by Bernhard Wegscheider, The aging Mactaquac Hydroelectricity Generating Station (MGS) on the Wolastoq | Saint John River (SJR) is one of Canada's largest dams and it is reaching the end of its service life. My research focused on quantifying existing and future fish habitat downstream of the MGS, considering current management options to renew the infrastructure in the short-term with a longer-term solution of rebuilding or removing. In detail, my project applied a hydraulic-habitat model to assess habitat change and predicted effects on fish communities for future regulated and climate-induced flow regimes. Fish communities were surveyed and related to habitat characteristics both up- and downstream of the facility, and habitat requirements were defined for three distinct fish assemblages based on meso-scale habitat use and expert opinion. Modelling predictions suggest that dam operation and flow regulation resulted in a general decrease in habitat availability for each fish assemblage when being compared to the historic flow regime prior to the construction of the MGS. Furthermore, under the current dam operation scheme, rheophilic species were predicted to be limited in habitat conditions during the critical summer low flow period, with habitat availability averaging below 20% and never exceeding 30% of the wetted channel area at any day in the time record (1968 to 2015). The implementation of environmental flows ranging around the proposed Q50 flow rate was predicted to minimize the duration of stress events and increase the availability of suitable habitats on a community scale. Similarly, a future climate induced flow regime under a dam removal scenario was predicted to result in improved conditions for fish species. Recommendations informed by this thesis aim to improve habitat conditions for multiple species and are given to hydropower and fisheries managers.

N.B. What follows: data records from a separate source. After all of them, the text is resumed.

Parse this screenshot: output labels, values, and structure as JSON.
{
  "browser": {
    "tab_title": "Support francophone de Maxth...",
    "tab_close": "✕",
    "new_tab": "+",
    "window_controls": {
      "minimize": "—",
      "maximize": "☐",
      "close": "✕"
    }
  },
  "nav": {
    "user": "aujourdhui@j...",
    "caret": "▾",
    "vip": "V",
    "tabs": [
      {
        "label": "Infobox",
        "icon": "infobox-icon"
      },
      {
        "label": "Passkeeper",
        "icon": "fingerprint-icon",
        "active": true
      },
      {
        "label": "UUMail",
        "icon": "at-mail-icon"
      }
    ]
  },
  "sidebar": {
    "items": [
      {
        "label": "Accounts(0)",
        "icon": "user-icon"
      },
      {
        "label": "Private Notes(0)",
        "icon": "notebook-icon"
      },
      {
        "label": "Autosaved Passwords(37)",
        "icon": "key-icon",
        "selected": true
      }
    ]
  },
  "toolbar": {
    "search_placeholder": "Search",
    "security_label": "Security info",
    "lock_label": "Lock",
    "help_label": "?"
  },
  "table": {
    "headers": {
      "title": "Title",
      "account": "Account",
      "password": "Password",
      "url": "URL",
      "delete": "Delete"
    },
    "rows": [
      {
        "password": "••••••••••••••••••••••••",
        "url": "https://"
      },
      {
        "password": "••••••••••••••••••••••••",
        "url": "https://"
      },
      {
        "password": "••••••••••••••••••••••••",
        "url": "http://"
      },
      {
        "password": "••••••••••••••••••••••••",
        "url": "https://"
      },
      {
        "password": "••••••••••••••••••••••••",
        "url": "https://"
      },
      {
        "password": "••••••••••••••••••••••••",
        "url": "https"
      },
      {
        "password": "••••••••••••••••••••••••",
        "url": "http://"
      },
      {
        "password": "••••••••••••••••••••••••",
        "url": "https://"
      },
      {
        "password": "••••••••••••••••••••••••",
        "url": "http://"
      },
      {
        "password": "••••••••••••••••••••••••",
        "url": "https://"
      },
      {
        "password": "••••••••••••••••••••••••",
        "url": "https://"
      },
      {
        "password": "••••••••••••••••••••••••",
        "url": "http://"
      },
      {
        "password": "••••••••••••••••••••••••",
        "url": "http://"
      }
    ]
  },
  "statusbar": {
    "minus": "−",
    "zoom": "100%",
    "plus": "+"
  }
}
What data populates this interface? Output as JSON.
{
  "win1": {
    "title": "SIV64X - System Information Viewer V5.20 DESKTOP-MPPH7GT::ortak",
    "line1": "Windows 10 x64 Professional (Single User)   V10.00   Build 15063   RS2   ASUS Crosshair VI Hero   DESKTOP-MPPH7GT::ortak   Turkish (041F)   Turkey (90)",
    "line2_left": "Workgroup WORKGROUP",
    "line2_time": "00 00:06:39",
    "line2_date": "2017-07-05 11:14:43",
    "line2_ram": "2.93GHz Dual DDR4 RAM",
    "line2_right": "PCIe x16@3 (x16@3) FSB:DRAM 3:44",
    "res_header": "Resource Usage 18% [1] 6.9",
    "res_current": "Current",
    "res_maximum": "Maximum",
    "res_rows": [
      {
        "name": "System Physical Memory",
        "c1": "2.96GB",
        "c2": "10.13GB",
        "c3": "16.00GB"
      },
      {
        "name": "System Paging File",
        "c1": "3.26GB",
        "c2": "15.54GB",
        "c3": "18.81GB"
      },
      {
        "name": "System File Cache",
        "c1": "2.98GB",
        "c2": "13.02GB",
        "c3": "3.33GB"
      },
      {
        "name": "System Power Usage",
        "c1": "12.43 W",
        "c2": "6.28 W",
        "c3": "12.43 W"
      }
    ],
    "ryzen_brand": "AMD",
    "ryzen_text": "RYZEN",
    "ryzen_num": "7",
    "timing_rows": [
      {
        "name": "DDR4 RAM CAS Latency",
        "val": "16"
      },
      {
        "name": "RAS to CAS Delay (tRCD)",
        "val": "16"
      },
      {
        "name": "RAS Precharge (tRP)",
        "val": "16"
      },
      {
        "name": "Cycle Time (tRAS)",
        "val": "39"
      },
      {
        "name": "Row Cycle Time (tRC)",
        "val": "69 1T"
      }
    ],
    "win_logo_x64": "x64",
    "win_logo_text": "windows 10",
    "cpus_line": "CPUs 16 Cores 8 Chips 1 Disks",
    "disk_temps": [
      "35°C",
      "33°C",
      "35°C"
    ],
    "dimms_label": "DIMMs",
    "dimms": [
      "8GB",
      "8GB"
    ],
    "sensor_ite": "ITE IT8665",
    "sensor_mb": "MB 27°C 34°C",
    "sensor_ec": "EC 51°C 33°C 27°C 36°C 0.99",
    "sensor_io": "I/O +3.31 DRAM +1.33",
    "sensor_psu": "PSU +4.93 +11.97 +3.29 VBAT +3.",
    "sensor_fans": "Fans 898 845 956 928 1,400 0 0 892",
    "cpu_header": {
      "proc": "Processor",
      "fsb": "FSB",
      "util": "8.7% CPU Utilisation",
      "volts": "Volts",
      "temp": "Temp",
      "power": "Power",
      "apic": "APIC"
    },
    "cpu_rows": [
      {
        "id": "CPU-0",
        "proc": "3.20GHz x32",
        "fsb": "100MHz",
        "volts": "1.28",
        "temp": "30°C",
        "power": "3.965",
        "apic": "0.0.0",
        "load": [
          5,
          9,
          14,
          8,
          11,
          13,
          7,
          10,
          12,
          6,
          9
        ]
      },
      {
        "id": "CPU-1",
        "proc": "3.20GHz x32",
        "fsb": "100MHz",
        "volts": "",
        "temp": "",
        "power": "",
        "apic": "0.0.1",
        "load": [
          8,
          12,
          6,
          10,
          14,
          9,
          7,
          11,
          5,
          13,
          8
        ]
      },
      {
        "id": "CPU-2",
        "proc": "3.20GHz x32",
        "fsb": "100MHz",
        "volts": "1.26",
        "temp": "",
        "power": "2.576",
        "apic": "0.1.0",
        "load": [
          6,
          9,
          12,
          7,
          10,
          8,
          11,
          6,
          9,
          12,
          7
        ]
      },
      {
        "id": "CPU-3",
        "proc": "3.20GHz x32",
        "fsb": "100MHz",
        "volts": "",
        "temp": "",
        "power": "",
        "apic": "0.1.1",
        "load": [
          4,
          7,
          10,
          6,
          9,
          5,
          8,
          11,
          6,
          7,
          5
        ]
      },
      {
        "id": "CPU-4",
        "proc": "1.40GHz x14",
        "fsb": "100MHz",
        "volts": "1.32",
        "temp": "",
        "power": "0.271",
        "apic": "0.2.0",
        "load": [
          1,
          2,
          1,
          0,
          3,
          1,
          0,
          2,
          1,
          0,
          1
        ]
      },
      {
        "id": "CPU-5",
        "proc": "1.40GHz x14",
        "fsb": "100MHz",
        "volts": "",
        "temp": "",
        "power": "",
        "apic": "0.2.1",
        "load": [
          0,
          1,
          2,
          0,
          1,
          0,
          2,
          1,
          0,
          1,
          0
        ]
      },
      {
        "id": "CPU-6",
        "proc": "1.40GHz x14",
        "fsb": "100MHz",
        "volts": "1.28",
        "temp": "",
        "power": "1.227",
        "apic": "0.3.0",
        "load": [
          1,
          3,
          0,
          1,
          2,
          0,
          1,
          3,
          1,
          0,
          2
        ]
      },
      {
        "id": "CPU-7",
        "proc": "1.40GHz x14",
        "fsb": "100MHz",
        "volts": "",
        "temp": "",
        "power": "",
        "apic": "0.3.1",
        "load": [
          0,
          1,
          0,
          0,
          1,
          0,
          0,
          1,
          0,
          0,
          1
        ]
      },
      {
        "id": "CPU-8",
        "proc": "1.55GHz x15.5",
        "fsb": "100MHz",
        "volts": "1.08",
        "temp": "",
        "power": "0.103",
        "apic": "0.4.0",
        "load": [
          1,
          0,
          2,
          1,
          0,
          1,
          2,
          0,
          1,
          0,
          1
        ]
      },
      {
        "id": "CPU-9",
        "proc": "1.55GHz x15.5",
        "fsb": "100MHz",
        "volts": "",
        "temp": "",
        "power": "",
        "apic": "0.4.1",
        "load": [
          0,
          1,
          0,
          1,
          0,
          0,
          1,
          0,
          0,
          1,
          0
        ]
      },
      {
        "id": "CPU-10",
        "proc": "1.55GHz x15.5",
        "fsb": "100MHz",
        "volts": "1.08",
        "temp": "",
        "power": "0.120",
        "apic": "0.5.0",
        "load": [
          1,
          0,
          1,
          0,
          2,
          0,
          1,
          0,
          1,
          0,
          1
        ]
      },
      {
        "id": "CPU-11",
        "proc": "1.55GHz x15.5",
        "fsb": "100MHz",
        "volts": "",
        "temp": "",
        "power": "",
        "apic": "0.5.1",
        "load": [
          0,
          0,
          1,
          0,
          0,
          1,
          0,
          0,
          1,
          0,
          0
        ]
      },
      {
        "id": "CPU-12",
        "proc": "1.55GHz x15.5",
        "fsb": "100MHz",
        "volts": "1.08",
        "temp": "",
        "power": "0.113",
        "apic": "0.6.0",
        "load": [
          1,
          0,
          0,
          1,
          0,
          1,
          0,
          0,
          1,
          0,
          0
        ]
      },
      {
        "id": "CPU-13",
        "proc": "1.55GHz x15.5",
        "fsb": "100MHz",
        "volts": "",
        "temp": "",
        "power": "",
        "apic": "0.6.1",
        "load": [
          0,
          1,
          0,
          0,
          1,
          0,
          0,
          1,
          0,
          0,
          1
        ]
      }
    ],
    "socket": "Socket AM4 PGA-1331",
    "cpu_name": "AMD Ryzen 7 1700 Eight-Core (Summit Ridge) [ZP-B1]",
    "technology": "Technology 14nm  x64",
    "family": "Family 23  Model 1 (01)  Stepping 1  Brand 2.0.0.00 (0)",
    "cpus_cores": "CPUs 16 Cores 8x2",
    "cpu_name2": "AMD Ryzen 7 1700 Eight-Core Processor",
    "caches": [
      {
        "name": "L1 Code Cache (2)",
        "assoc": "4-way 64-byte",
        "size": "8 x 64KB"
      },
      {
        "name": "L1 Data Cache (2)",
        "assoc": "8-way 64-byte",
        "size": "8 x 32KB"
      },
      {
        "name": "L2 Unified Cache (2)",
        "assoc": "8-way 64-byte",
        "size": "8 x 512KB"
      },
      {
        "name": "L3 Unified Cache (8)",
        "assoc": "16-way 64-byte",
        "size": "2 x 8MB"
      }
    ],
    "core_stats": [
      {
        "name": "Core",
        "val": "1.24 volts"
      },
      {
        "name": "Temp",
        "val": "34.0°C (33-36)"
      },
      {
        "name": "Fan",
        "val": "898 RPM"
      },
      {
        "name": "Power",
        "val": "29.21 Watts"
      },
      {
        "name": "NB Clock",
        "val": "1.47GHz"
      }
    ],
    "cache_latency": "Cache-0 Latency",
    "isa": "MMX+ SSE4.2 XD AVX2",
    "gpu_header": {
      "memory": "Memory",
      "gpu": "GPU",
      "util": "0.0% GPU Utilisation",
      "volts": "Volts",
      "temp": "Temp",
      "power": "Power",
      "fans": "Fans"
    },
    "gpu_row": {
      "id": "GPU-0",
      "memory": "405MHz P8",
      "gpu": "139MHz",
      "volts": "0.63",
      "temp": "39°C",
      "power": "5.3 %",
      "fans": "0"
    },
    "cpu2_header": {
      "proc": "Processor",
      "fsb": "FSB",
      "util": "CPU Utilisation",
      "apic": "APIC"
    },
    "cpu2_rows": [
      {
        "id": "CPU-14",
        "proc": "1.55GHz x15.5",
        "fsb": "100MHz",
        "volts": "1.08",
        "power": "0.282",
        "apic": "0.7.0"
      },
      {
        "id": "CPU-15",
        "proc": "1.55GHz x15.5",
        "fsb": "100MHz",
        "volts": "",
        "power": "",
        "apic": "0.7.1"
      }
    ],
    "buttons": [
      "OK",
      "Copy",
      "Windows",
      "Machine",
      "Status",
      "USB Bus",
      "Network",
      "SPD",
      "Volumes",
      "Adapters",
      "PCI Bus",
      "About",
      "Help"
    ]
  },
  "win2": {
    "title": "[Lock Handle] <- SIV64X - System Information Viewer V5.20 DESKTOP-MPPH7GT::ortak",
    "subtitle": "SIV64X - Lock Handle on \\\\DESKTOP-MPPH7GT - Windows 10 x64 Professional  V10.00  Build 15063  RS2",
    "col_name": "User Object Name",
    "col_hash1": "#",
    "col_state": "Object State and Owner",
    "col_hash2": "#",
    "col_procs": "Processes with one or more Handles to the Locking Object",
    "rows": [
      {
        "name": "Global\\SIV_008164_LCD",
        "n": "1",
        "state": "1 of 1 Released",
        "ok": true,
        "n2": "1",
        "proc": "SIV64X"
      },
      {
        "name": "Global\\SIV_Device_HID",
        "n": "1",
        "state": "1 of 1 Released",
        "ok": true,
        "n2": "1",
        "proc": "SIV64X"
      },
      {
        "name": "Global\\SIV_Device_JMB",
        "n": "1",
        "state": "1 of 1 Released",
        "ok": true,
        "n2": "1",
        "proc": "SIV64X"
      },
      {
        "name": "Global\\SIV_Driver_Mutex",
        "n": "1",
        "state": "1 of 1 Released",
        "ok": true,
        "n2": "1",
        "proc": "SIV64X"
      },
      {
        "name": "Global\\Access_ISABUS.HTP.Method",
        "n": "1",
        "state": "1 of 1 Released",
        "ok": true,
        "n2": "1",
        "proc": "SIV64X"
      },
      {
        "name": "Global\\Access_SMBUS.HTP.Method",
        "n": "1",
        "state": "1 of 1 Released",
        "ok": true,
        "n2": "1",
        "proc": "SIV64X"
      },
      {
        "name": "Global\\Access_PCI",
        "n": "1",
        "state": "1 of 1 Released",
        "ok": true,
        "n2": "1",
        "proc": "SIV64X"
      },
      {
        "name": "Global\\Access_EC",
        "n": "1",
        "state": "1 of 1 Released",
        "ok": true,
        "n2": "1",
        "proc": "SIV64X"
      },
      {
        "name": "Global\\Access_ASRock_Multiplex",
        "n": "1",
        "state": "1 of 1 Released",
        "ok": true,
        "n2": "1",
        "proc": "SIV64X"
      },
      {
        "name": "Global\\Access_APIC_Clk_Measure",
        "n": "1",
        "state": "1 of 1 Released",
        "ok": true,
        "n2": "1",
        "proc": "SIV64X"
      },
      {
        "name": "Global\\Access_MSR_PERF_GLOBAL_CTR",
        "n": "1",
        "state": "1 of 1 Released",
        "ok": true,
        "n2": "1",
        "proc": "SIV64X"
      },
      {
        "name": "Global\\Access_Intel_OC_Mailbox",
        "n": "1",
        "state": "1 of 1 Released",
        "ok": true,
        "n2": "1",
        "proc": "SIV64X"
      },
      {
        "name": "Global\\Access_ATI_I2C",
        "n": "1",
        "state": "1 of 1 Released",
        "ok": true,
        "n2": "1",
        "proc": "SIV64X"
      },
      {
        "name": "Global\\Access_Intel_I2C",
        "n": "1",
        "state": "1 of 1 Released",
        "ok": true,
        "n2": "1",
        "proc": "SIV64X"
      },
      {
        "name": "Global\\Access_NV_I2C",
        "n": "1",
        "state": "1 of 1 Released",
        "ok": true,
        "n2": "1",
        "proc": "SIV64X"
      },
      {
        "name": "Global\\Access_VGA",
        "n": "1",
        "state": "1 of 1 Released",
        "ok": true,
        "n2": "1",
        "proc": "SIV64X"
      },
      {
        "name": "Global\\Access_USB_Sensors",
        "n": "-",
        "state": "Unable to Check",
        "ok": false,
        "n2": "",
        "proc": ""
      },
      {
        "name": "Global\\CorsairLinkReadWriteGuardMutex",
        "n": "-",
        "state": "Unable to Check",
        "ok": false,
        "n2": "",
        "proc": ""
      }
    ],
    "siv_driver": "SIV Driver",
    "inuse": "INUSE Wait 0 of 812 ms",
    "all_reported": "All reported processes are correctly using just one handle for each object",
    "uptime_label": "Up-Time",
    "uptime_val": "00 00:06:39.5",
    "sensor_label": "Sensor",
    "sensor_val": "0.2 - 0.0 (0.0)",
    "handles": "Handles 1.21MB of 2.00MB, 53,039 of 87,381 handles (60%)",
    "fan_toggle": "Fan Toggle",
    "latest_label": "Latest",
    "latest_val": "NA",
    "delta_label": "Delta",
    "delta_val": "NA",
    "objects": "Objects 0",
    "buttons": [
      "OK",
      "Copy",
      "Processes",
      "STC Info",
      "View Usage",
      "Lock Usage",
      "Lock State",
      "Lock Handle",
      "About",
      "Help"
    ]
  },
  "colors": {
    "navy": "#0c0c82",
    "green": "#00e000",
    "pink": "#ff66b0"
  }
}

Proposed strategies include: i) implementing environmental flows ranging around a Q50 flow rate for the SJR, and ii) continuing fish community monitoring in the SJR and extending surveys to seasons other than the summer period to gain better insights into flow-ecology relationships of imperiled species.

Pages

Zircon - This is a contributing Drupal Theme
Design by WeebPal.